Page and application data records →
--
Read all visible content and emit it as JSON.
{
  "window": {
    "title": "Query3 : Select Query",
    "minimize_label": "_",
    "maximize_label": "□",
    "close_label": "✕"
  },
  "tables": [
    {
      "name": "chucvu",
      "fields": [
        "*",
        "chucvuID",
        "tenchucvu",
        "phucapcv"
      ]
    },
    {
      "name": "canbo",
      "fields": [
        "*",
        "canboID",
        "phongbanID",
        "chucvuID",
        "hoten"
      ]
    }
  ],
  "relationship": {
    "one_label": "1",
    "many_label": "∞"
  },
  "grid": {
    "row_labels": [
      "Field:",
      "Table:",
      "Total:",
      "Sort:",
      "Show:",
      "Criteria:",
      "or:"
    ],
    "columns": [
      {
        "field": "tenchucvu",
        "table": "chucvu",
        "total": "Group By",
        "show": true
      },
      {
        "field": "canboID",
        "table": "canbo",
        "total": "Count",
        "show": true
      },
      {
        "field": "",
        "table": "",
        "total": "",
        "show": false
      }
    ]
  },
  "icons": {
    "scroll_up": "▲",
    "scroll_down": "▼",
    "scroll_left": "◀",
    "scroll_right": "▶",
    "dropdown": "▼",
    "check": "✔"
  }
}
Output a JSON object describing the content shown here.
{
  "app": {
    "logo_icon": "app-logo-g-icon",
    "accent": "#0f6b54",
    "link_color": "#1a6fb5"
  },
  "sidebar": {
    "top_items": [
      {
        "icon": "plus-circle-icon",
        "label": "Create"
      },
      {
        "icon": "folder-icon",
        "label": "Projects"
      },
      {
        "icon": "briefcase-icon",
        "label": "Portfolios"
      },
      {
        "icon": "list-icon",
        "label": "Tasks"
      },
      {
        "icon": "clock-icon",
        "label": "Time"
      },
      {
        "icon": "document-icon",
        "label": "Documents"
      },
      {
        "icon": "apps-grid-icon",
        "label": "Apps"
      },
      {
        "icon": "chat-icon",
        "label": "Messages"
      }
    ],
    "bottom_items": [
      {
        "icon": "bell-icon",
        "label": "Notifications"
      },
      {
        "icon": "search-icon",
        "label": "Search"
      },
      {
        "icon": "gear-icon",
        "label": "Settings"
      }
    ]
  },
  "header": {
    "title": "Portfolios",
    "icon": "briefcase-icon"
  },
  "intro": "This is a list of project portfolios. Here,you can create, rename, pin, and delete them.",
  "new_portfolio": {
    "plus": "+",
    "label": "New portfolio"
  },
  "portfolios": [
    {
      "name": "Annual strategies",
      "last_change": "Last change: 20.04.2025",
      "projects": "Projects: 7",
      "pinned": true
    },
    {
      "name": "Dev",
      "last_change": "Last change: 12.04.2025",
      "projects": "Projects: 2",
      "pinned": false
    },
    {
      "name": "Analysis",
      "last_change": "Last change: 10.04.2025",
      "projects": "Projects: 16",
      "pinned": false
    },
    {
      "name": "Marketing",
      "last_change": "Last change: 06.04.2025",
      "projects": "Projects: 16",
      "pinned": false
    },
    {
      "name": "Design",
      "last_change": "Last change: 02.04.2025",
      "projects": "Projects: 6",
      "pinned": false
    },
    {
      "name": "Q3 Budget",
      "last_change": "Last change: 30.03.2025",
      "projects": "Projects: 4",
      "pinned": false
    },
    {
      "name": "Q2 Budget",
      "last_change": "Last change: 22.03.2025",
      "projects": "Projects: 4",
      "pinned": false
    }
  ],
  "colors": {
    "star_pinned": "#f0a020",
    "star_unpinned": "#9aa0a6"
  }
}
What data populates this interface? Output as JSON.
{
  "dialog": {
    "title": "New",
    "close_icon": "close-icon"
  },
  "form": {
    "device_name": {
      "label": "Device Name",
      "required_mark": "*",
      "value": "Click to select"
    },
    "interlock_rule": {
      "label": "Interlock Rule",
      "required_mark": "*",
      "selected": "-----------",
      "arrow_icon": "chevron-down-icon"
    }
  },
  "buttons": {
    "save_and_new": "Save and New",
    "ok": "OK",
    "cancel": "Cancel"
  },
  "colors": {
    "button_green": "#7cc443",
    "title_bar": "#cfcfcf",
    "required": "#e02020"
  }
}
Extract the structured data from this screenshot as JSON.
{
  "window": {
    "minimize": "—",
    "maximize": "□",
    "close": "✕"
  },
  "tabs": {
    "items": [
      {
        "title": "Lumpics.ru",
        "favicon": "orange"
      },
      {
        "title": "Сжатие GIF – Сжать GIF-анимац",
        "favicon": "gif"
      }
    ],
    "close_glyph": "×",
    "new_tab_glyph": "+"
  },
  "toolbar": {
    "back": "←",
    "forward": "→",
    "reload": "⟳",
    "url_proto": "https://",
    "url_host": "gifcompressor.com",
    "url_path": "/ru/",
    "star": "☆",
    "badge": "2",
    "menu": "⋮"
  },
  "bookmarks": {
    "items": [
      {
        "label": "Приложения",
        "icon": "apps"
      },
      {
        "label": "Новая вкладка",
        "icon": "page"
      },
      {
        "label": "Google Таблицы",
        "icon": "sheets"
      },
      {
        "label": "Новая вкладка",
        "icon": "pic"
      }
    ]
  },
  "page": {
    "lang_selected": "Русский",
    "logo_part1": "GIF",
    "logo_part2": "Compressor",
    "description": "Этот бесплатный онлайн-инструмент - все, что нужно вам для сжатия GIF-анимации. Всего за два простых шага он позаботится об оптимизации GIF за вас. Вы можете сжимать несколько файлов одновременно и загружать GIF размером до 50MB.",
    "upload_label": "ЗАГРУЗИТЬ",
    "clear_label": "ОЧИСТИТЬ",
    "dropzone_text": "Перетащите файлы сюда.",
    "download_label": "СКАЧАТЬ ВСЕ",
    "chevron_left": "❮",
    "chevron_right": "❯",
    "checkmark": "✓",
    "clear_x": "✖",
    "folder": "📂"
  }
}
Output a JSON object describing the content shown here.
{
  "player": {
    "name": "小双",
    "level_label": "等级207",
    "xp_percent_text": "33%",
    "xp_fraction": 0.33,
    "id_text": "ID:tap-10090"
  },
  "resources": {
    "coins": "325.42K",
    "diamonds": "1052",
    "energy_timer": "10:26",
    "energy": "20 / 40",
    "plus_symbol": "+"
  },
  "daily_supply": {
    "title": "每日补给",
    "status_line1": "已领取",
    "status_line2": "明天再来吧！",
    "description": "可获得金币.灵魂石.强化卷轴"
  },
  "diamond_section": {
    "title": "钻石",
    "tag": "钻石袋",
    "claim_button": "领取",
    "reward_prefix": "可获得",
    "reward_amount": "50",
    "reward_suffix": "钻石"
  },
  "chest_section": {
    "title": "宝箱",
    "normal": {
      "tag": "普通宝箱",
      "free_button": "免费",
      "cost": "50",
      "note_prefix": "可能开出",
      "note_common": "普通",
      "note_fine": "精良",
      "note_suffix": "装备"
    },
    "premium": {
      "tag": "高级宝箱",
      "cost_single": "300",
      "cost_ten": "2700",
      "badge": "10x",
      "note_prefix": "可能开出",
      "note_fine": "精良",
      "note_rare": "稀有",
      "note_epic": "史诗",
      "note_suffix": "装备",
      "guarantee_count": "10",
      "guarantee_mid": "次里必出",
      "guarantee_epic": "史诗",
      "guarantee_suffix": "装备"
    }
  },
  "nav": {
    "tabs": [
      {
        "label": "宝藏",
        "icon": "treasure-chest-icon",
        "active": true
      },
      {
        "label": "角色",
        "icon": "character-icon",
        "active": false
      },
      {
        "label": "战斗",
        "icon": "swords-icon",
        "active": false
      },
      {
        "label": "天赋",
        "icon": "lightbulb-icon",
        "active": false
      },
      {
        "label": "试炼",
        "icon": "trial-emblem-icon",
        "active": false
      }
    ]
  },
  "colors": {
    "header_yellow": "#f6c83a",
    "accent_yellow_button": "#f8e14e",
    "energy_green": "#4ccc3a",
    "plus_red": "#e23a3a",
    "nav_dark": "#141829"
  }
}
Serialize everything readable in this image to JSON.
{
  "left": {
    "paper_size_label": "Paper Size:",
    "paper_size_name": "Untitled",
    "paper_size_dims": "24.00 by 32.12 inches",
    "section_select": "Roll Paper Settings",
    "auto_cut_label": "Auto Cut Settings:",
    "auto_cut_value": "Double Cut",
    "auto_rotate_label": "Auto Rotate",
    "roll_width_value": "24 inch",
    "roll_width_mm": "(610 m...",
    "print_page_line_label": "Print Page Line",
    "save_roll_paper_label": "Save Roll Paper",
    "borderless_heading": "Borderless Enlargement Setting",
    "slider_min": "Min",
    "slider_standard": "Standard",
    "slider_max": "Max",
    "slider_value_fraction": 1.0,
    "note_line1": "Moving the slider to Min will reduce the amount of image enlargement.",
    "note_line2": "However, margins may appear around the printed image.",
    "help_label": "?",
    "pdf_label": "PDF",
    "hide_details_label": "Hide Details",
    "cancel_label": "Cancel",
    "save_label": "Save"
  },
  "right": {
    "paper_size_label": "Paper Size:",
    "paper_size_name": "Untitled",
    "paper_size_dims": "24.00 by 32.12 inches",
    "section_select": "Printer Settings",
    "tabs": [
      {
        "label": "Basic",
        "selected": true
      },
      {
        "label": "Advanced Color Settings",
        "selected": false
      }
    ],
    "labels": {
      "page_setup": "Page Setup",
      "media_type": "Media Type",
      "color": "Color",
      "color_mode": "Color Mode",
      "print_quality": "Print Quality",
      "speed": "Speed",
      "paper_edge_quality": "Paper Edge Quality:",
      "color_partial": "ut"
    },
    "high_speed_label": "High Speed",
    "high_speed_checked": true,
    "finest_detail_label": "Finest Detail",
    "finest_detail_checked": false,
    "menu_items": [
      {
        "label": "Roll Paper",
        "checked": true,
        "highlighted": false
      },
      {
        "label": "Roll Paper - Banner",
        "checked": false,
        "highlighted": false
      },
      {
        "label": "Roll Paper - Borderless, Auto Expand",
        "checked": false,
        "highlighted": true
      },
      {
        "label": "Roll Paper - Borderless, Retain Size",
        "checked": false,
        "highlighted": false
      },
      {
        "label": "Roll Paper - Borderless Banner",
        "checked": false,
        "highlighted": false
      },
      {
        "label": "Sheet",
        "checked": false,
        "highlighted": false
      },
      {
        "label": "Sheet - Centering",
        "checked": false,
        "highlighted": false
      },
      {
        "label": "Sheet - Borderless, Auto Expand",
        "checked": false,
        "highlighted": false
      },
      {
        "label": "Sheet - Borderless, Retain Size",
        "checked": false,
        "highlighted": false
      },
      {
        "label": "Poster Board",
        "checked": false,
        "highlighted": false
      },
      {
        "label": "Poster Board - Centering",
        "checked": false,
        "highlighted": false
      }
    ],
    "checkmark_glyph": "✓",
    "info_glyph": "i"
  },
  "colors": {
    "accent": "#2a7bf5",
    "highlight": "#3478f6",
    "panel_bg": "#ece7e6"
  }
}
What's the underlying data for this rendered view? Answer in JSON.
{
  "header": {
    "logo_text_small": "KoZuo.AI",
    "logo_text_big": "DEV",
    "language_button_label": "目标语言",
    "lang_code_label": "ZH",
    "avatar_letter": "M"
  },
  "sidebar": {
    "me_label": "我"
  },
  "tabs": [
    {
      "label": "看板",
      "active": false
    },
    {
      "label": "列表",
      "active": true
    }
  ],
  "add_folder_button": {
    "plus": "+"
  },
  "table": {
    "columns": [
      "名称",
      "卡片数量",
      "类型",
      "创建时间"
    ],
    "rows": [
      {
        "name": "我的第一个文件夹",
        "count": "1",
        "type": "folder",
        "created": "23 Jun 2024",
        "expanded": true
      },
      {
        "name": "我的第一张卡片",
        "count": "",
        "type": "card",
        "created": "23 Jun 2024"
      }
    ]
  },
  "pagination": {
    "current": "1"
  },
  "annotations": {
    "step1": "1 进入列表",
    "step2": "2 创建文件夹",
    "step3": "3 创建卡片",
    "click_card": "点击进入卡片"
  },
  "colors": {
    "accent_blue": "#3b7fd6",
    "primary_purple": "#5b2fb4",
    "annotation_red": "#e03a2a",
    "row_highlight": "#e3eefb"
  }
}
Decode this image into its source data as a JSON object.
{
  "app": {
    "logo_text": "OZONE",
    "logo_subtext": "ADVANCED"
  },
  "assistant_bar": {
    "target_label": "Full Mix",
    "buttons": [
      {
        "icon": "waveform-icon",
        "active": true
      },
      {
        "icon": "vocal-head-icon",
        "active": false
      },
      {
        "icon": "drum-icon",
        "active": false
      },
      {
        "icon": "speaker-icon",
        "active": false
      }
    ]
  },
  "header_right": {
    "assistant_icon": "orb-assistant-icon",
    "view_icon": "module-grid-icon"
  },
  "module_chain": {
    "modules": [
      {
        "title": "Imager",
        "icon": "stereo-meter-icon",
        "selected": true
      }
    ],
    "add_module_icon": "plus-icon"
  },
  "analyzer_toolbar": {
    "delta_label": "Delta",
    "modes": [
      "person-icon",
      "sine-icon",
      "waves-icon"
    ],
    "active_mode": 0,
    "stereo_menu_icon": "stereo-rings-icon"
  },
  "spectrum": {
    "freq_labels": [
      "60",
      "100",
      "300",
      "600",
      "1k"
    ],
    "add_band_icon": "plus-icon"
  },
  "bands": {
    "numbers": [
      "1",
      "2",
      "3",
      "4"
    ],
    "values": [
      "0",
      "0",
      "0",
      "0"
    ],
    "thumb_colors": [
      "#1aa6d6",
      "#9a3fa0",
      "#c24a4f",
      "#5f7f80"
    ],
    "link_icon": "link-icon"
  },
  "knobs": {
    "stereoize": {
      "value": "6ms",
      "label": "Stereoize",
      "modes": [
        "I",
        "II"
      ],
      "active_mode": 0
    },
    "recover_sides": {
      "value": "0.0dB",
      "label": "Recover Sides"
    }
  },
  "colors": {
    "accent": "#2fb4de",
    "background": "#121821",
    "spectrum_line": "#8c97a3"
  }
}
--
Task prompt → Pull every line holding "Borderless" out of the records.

Worked solution →
    "borderless_heading": "Borderless Enlargement Setting",
        "label": "Roll Paper - Borderless, Auto Expand",
        "label": "Roll Paper - Borderless, Retain Size",
        "label": "Roll Paper - Borderless Banner",
        "label": "Sheet - Borderless, Auto Expand",
        "label": "Sheet - Borderless, Retain Size",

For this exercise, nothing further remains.